What do you mean by "explicit"? –  Ian Agol Dec 1 '12 at 22:36
The Thurston technique is fairly general. You should be able to write out something fairly explicit for $S^6$ using his technique. –  Ryan Budney Dec 1 '12 at 22:36

The Thurston "crinkling" technique is not due to Thurston, but rather to Nico Kuiper, who used it in the sixties to prove the amazing result that EVERY Riemannian manifolds admits a $C^1$ isometric embedding into its topological embedding dimension, and not only that, the image of the embedding can be constrained to lie in an arbitrarily small ball. This circle of ideas was later made into a science by Gromov ("the h-principle").

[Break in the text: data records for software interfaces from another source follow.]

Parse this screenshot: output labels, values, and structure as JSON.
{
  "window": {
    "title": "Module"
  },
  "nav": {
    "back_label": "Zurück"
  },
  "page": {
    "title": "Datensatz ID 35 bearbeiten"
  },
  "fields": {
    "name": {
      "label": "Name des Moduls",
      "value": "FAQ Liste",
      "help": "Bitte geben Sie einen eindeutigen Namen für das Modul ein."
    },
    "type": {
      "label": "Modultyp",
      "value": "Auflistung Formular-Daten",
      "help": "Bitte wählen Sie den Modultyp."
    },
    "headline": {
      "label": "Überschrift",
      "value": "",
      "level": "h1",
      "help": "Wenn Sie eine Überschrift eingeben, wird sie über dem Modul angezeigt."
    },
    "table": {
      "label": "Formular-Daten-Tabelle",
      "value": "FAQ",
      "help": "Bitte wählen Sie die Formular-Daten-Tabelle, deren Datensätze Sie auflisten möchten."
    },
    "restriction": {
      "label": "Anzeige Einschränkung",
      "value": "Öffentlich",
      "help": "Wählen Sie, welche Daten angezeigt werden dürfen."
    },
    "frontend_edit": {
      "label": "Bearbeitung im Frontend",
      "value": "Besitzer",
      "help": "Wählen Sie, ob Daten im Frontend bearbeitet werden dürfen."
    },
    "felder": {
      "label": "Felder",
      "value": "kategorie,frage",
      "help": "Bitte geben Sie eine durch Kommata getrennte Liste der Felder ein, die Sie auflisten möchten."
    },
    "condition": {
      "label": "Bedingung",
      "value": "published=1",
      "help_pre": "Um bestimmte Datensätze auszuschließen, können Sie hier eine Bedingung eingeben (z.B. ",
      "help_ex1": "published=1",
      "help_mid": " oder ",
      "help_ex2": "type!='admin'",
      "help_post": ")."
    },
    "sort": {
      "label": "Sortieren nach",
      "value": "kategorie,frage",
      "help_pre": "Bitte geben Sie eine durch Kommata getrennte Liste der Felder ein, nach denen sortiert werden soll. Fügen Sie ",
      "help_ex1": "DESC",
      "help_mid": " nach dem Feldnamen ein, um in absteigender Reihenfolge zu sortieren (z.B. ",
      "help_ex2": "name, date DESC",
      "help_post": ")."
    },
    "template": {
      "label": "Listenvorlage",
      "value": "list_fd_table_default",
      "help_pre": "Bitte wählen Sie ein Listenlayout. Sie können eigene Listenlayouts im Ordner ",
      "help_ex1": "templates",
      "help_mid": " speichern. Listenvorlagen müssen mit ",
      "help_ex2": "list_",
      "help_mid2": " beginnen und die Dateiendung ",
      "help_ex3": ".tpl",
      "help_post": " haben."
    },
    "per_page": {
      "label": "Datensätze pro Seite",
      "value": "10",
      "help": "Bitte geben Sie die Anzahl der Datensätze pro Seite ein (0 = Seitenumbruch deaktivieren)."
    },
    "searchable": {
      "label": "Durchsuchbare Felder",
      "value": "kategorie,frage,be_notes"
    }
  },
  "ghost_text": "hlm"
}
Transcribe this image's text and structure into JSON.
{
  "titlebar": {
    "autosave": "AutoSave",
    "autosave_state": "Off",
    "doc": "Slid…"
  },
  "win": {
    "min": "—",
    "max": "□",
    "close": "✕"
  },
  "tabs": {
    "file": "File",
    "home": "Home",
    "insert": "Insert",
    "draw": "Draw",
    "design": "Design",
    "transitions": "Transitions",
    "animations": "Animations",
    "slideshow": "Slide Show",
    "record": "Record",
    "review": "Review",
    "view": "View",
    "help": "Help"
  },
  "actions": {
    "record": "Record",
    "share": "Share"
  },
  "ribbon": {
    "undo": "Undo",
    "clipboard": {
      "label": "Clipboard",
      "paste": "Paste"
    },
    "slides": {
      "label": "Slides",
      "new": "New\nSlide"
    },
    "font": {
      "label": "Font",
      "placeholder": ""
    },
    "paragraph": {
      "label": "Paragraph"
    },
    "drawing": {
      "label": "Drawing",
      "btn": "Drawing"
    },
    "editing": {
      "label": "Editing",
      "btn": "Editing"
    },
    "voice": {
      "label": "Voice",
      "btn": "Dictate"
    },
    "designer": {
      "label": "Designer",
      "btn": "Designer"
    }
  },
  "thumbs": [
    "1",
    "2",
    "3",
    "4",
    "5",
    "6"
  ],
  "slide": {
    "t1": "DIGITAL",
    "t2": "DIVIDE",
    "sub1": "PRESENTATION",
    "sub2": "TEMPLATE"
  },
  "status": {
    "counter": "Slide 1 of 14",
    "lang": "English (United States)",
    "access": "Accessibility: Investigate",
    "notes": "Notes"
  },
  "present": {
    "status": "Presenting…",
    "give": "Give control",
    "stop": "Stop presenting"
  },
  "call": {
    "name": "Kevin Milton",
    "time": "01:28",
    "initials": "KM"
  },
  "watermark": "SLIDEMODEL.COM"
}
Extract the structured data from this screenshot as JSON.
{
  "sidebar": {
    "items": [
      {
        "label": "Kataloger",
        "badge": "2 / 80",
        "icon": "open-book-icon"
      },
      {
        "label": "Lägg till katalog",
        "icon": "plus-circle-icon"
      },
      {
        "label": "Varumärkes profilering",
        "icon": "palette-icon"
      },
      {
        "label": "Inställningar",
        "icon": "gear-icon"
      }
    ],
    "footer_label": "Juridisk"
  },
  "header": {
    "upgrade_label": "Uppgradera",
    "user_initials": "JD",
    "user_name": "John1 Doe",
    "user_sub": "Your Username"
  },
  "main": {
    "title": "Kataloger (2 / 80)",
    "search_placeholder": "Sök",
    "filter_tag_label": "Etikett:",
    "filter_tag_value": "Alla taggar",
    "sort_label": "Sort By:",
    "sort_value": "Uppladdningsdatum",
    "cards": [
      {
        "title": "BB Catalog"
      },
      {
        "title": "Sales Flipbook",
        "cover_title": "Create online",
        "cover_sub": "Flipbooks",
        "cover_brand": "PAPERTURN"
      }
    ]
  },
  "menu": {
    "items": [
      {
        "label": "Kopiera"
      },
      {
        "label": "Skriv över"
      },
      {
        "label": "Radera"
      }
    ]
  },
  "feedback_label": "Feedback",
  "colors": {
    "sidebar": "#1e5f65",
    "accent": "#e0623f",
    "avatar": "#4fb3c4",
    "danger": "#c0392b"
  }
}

As for writing something explicit for $S^6,$ maybe, but where does this method get stuck for $S^4,$ e.g.? No amount of crinkling can overcome the obstruction...